WASHINGTON -- Actress and activist Jada Pinkett Smith urged Congress on Tuesday to step up the fight against human trafficking in the U.S. and abroad.
The actress testified during a Senate Foreign Relations Committee hearing that she plans to launch a campaign to raise awareness and spur action against human trafficking and slavery. She said the "old monster" of slavery "is still with us," almost 150 years after President Abraham Lincoln issued the Emancipation Proclamation that freed slaves in the U.S.
"Fighting slavery doesn't cost a lot of money. The costs of allowing it to exist in our nation and abroad are much higher," the actress said. "It robs us of the thing we value most, our freedom."
She said the issue was brought to her attention by her daughter Willow, 11, who sat nearby with actor Will Smith, Pinkett Smith's husband and Willow's father. The Smiths all wore blazers over T-shirts that read, "Free Slaves." The hearing room was filled mostly with young people, some trying to take photos of the famous family.
With her father's arm around her, Willow remained attentive to her mother's testimony and often whispered to her father. At least 30 minutes into the hearing, Will wrapped his gray blazer around Willow.
The actress called for an extension of the Trafficking Victims Protection Act, which provides funding to combat trafficking and help trafficking victims. The act also created a task force, chaired by Secretary of State Hillary Rodham Clinton, which coordinates among federal agencies to implement policies against human trafficking.
Sen. John Kerry, D-Mass., pledged to try to gather bipartisan congressional support to further fund the act.
The State Department estimates that at least 14,500 people are trafficked to the U.S. annually.
In this picture taken on August 18, 2009, a Thai bar girl waits for customers outside a bar in Sungai Kolok, in Thailand's southern province of Narathiwat. The sun hasn't set, but already the music is pumping and the disco ball is rolling in the Sumtime Bar, where Malaysian men are enjoying the drinks and women available on this side of the Thai border.
A 12 year-old prostitute cries in a medical center in Kinshasa on November 7, 2010 after she was stoned by an other child prostitute. Child prostitutes earn about 2000 Congolese Francs (2,2 USD) for a sexual intercourse. More than 20,000 children live in the street of Kinshasa, a city of about 10 million. About a third have been accused of witchcraft and rejected by their families; a recent development in a disintegrated Congolese society undermined by poverty.
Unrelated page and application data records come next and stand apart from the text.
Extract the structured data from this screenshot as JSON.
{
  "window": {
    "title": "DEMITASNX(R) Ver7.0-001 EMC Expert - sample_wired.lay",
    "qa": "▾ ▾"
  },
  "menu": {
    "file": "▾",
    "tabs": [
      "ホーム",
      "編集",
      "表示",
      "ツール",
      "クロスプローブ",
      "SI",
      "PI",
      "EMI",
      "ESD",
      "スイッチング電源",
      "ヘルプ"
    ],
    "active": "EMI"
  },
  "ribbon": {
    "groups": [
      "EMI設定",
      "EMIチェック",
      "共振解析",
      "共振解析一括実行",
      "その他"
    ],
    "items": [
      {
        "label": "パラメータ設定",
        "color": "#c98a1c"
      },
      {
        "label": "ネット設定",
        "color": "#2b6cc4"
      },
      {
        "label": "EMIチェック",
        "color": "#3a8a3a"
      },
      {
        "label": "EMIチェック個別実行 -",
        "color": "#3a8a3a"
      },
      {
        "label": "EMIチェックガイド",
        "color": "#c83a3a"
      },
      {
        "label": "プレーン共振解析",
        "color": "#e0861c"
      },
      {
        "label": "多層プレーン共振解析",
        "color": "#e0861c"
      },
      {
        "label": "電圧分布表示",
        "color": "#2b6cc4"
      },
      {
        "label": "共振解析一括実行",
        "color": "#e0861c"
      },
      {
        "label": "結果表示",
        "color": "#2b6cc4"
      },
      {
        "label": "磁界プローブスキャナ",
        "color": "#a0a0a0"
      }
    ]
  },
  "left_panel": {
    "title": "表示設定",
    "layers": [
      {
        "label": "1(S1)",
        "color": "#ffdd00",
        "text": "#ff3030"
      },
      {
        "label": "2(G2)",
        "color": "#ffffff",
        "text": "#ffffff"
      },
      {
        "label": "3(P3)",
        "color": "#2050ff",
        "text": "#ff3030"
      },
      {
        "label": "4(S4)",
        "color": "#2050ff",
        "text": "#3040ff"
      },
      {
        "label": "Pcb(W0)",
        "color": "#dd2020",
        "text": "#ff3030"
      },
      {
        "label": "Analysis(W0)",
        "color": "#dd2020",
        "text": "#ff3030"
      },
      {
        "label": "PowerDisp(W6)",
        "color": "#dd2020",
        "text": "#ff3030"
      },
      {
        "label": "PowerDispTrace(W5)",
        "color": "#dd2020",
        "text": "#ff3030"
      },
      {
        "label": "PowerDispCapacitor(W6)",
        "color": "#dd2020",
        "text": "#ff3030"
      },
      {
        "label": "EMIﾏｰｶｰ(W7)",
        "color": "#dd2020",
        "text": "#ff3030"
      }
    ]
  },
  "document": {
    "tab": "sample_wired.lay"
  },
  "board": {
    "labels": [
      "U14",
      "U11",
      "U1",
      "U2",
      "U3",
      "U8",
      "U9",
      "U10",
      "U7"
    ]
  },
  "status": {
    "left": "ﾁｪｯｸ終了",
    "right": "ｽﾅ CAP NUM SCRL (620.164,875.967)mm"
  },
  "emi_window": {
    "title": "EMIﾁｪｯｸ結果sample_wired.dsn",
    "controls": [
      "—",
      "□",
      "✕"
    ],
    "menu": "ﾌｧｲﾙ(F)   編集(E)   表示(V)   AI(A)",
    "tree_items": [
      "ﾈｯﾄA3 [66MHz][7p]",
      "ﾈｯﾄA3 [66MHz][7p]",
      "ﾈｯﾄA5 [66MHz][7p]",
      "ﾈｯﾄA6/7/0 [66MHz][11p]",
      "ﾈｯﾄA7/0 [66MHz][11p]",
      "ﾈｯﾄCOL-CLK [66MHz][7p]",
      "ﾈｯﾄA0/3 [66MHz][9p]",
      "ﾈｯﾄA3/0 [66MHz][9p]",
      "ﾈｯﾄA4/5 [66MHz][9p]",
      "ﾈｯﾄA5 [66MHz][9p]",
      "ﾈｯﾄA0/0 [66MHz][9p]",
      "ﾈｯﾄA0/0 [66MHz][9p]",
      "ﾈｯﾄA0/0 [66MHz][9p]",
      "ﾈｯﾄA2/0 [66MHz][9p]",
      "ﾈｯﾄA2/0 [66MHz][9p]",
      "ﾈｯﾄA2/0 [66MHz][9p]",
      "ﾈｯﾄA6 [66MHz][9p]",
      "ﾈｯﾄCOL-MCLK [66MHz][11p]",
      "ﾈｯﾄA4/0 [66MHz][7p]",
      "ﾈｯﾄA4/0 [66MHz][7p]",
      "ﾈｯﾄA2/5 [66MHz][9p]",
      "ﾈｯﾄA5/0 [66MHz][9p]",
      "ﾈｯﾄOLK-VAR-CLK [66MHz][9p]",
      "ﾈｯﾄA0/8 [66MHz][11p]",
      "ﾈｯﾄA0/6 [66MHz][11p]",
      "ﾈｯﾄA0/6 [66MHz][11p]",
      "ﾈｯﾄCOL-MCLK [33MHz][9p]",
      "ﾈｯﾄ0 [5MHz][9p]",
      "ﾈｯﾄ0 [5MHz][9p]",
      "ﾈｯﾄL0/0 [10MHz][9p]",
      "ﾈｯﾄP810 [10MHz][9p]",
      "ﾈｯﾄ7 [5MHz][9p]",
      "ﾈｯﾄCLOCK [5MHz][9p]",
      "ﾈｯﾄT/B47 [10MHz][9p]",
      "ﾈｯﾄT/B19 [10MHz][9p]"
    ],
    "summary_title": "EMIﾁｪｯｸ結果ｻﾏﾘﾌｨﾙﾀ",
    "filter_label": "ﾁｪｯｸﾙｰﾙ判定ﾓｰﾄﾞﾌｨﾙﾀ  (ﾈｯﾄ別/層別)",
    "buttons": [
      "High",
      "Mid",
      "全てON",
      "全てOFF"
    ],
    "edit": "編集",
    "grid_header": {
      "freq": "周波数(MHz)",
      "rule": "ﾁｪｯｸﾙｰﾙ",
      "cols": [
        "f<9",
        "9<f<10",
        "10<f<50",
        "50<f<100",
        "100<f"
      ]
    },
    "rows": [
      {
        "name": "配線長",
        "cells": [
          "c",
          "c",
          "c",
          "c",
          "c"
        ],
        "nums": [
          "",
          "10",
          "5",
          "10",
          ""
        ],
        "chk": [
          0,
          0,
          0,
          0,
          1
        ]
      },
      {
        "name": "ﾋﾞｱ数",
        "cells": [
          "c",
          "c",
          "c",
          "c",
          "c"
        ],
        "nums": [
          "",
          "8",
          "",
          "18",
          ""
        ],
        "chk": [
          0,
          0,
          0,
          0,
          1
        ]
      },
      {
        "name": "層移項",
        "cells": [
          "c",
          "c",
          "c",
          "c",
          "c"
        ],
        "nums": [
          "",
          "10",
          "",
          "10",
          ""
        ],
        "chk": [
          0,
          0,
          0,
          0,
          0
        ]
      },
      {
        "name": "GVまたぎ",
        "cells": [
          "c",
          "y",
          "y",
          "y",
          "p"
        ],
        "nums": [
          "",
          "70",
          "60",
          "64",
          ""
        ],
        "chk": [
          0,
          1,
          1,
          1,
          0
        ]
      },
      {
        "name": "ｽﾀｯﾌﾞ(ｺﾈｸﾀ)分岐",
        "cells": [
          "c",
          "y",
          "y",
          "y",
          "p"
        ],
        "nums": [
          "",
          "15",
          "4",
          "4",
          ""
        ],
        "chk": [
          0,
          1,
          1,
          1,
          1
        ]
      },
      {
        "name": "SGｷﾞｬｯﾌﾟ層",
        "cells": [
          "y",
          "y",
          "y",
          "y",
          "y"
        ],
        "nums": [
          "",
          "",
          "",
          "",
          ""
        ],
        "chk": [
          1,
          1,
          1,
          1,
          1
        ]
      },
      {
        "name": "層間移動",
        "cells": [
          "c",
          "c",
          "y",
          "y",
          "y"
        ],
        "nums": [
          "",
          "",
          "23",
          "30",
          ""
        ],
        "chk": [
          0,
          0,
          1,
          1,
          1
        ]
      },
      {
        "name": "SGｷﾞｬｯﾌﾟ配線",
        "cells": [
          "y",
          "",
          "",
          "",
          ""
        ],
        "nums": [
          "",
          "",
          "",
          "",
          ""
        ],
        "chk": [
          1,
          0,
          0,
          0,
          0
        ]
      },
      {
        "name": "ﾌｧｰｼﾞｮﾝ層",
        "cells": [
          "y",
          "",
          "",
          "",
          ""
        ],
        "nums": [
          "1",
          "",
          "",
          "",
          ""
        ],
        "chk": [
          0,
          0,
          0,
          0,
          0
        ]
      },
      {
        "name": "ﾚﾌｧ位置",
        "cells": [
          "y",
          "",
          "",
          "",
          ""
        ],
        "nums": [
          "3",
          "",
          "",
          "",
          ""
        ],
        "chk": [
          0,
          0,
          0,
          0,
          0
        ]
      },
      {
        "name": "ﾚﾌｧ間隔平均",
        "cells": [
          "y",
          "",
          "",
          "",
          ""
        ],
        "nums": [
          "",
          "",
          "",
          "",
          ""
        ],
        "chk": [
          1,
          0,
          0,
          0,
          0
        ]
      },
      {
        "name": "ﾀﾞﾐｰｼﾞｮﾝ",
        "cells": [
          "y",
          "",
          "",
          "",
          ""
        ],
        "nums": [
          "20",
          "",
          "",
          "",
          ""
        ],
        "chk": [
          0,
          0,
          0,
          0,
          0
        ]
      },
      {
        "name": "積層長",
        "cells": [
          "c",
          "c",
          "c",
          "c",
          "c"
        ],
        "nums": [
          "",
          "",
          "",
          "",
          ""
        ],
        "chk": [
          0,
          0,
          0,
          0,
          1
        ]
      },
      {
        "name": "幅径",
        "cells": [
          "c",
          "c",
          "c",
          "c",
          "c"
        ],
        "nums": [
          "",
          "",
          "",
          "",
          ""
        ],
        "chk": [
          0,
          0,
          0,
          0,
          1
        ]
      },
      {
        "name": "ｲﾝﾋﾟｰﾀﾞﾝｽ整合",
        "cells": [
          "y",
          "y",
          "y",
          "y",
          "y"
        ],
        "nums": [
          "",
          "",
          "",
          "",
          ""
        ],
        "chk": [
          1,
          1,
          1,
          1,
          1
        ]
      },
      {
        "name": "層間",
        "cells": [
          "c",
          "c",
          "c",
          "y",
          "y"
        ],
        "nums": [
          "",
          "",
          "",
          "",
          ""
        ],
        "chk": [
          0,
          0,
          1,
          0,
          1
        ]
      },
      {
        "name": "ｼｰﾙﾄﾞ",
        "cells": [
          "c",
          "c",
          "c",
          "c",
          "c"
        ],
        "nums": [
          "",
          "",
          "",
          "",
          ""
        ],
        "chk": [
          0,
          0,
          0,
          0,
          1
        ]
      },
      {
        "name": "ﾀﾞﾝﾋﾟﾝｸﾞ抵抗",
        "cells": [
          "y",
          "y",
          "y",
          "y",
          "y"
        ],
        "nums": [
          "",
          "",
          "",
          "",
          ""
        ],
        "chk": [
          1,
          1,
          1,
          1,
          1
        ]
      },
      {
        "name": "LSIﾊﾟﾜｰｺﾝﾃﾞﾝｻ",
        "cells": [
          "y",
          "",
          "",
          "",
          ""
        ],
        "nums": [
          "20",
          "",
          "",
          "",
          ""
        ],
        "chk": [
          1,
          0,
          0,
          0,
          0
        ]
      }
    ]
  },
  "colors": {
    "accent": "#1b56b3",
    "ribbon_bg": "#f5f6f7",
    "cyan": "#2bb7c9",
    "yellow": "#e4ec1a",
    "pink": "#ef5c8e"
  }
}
A Bangladeshi sex worker takes an Oradexon tablet in a government-registered brothel in Faridpur, some 100 kilometres (60 miles) outside Dhaka on June 20, 2010. Whenever Bangladeshi brothel owner Rokeya, 50, signs up a new sex worker she gives them a course of steroid drugs often used to fatten cattle. For older sex workers, tablets work well, said Rokeya, but for younger girls of 12 to 14 -- who are normally sold to the brothel by their families -- injections are more effective.
A newspaper advertising board outside a corner shop in the Lancashire town of Rochdale after nine men were arrested for child sexual exploitation on January 11, 2011 in Rochdale, England. Greater Manchester Police have arrested nine men as part of an investigation into sexual exploitation and questioned on suspicion of rape, inciting child prostitution, allowing a premises to be used for prostitution and sexual activity with a child.
This photo taken on June 21, 2011 shows Chinese police (L) watching over a group of massage girls suspected of prostitution during a raid on a parlour in Beijing in a vice crackdown ahead of the celebrations for the founding of the Chinese Communist Party 90 years ago. Rapid social and economic changes have made China 'prone to corruption' and the ruling Communist Party faces a major challenge stamping out deep-rooted official graft, an official said on June 22.
A man wears a board with a slogan as he demonstrates with prostitutes and members of the Union of Sex Workers (Strass) on June 2, 2012 at the Pigalle square in Paris, to claim their rights to work in dignity and respect.
Firefighters help a prostitute get out after she got trapped in a tunnel where she remained hidden during an operation against human trafficking at the 'Super Frontera' bar, late on April 21, 2012 in Guatemala City.
Nicaraguan sex worker and member of NGO Girasoles Nicaragua (Nicaragua Sunflowers), Wendy, waits for clients on a street in Managua on April 18, 2012.